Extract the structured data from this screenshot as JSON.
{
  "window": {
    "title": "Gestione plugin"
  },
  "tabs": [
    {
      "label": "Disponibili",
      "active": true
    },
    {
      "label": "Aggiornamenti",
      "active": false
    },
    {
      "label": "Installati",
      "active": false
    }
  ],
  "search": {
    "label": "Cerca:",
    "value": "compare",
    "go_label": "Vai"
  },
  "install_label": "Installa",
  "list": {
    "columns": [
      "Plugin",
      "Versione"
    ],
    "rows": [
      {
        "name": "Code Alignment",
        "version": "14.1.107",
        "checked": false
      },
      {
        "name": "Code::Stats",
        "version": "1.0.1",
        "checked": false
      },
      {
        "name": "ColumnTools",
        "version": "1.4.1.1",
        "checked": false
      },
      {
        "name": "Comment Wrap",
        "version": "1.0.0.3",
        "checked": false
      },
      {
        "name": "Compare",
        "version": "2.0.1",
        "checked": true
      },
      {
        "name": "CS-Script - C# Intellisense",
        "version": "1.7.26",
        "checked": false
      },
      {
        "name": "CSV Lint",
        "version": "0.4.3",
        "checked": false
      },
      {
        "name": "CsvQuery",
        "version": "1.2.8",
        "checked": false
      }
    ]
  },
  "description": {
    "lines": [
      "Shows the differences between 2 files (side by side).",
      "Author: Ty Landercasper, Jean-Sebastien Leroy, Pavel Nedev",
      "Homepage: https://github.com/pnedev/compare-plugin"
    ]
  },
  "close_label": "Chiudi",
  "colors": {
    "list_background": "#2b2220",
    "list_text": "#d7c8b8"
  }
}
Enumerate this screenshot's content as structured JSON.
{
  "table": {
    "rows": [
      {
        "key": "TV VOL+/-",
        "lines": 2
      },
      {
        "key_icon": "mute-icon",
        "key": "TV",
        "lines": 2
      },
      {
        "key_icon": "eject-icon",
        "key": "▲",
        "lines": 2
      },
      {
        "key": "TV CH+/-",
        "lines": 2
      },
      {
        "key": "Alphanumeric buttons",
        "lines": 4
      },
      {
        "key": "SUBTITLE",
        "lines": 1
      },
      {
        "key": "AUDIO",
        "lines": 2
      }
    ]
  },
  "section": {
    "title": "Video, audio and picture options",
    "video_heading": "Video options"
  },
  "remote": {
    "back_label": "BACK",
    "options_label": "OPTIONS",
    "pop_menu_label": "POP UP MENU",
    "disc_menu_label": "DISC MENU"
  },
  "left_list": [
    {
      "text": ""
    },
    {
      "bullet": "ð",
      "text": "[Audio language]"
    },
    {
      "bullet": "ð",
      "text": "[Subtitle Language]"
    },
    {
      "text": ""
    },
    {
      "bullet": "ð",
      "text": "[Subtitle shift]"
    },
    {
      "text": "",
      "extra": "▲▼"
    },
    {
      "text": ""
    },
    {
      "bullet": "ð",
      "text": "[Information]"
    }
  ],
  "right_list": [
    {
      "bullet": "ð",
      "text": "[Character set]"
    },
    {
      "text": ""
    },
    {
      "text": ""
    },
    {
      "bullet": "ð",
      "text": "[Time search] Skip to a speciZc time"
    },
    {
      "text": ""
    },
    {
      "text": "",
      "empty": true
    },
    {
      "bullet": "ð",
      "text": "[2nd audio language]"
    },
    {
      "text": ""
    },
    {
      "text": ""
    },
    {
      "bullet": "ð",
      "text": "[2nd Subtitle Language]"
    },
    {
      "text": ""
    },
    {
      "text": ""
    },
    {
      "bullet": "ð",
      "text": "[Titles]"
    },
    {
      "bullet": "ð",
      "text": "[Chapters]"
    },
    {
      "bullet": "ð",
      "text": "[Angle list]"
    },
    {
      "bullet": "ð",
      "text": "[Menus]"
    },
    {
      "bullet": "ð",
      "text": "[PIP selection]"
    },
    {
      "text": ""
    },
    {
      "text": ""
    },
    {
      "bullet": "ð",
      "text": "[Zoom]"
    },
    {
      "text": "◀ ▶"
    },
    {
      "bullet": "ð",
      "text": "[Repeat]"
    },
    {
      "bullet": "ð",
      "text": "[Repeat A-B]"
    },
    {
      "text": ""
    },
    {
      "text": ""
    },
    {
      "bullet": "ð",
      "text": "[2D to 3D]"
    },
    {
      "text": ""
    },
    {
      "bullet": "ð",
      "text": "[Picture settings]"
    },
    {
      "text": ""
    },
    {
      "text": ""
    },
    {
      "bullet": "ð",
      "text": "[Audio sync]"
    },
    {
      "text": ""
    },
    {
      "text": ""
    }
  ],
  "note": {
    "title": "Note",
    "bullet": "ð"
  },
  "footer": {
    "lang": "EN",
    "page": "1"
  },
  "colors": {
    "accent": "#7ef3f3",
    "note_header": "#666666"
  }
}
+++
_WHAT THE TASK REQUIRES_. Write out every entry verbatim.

_RESPONSE FOR THIS EXERCISE_.
Extract the structured data from this screenshot as JSON.
{
  "window": {
    "title": "Gestione plugin"
  },
  "tabs": [
    {
      "label": "Disponibili",
      "active": true
    },
    {
      "label": "Aggiornamenti",
      "active": false
    },
    {
      "label": "Installati",
      "active": false
    }
  ],
  "search": {
    "label": "Cerca:",
    "value": "compare",
    "go_label": "Vai"
  },
  "install_label": "Installa",
  "list": {
    "columns": [
      "Plugin",
      "Versione"
    ],
    "rows": [
      {
        "name": "Code Alignment",
        "version": "14.1.107",
        "checked": false
      },
      {
        "name": "Code::Stats",
        "version": "1.0.1",
        "checked": false
      },
      {
        "name": "ColumnTools",
        "version": "1.4.1.1",
        "checked": false
      },
      {
        "name": "Comment Wrap",
        "version": "1.0.0.3",
        "checked": false
      },
      {
        "name": "Compare",
        "version": "2.0.1",
        "checked": true
      },
      {
        "name": "CS-Script - C# Intellisense",
        "version": "1.7.26",
        "checked": false
      },
      {
        "name": "CSV Lint",
        "version": "0.4.3",
        "checked": false
      },
      {
        "name": "CsvQuery",
        "version": "1.2.8",
        "checked": false
      }
    ]
  },
  "description": {
    "lines": [
      "Shows the differences between 2 files (side by side).",
      "Author: Ty Landercasper, Jean-Sebastien Leroy, Pavel Nedev",
      "Homepage: https://github.com/pnedev/compare-plugin"
    ]
  },
  "close_label": "Chiudi",
  "colors": {
    "list_background": "#2b2220",
    "list_text": "#d7c8b8"
  }
}
Enumerate this screenshot's content as structured JSON.
{
  "table": {
    "rows": [
      {
        "key": "TV VOL+/-",
        "lines": 2
      },
      {
        "key_icon": "mute-icon",
        "key": "TV",
        "lines": 2
      },
      {
        "key_icon": "eject-icon",
        "key": "▲",
        "lines": 2
      },
      {
        "key": "TV CH+/-",
        "lines": 2
      },
      {
        "key": "Alphanumeric buttons",
        "lines": 4
      },
      {
        "key": "SUBTITLE",
        "lines": 1
      },
      {
        "key": "AUDIO",
        "lines": 2
      }
    ]
  },
  "section": {
    "title": "Video, audio and picture options",
    "video_heading": "Video options"
  },
  "remote": {
    "back_label": "BACK",
    "options_label": "OPTIONS",
    "pop_menu_label": "POP UP MENU",
    "disc_menu_label": "DISC MENU"
  },
  "left_list": [
    {
      "text": ""
    },
    {
      "bullet": "ð",
      "text": "[Audio language]"
    },
    {
      "bullet": "ð",
      "text": "[Subtitle Language]"
    },
    {
      "text": ""
    },
    {
      "bullet": "ð",
      "text": "[Subtitle shift]"
    },
    {
      "text": "",
      "extra": "▲▼"
    },
    {
      "text": ""
    },
    {
      "bullet": "ð",
      "text": "[Information]"
    }
  ],
  "right_list": [
    {
      "bullet": "ð",
      "text": "[Character set]"
    },
    {
      "text": ""
    },
    {
      "text": ""
    },
    {
      "bullet": "ð",
      "text": "[Time search] Skip to a speciZc time"
    },
    {
      "text": ""
    },
    {
      "text": "",
      "empty": true
    },
    {
      "bullet": "ð",
      "text": "[2nd audio language]"
    },
    {
      "text": ""
    },
    {
      "text": ""
    },
    {
      "bullet": "ð",
      "text": "[2nd Subtitle Language]"
    },
    {
      "text": ""
    },
    {
      "text": ""
    },
    {
      "bullet": "ð",
      "text": "[Titles]"
    },
    {
      "bullet": "ð",
      "text": "[Chapters]"
    },
    {
      "bullet": "ð",
      "text": "[Angle list]"
    },
    {
      "bullet": "ð",
      "text": "[Menus]"
    },
    {
      "bullet": "ð",
      "text": "[PIP selection]"
    },
    {
      "text": ""
    },
    {
      "text": ""
    },
    {
      "bullet": "ð",
      "text": "[Zoom]"
    },
    {
      "text": "◀ ▶"
    },
    {
      "bullet": "ð",
      "text": "[Repeat]"
    },
    {
      "bullet": "ð",
      "text": "[Repeat A-B]"
    },
    {
      "text": ""
    },
    {
      "text": ""
    },
    {
      "bullet": "ð",
      "text": "[2D to 3D]"
    },
    {
      "text": ""
    },
    {
      "bullet": "ð",
      "text": "[Picture settings]"
    },
    {
      "text": ""
    },
    {
      "text": ""
    },
    {
      "bullet": "ð",
      "text": "[Audio sync]"
    },
    {
      "text": ""
    },
    {
      "text": ""
    }
  ],
  "note": {
    "title": "Note",
    "bullet": "ð"
  },
  "footer": {
    "lang": "EN",
    "page": "1"
  },
  "colors": {
    "accent": "#7ef3f3",
    "note_header": "#666666"
  }
}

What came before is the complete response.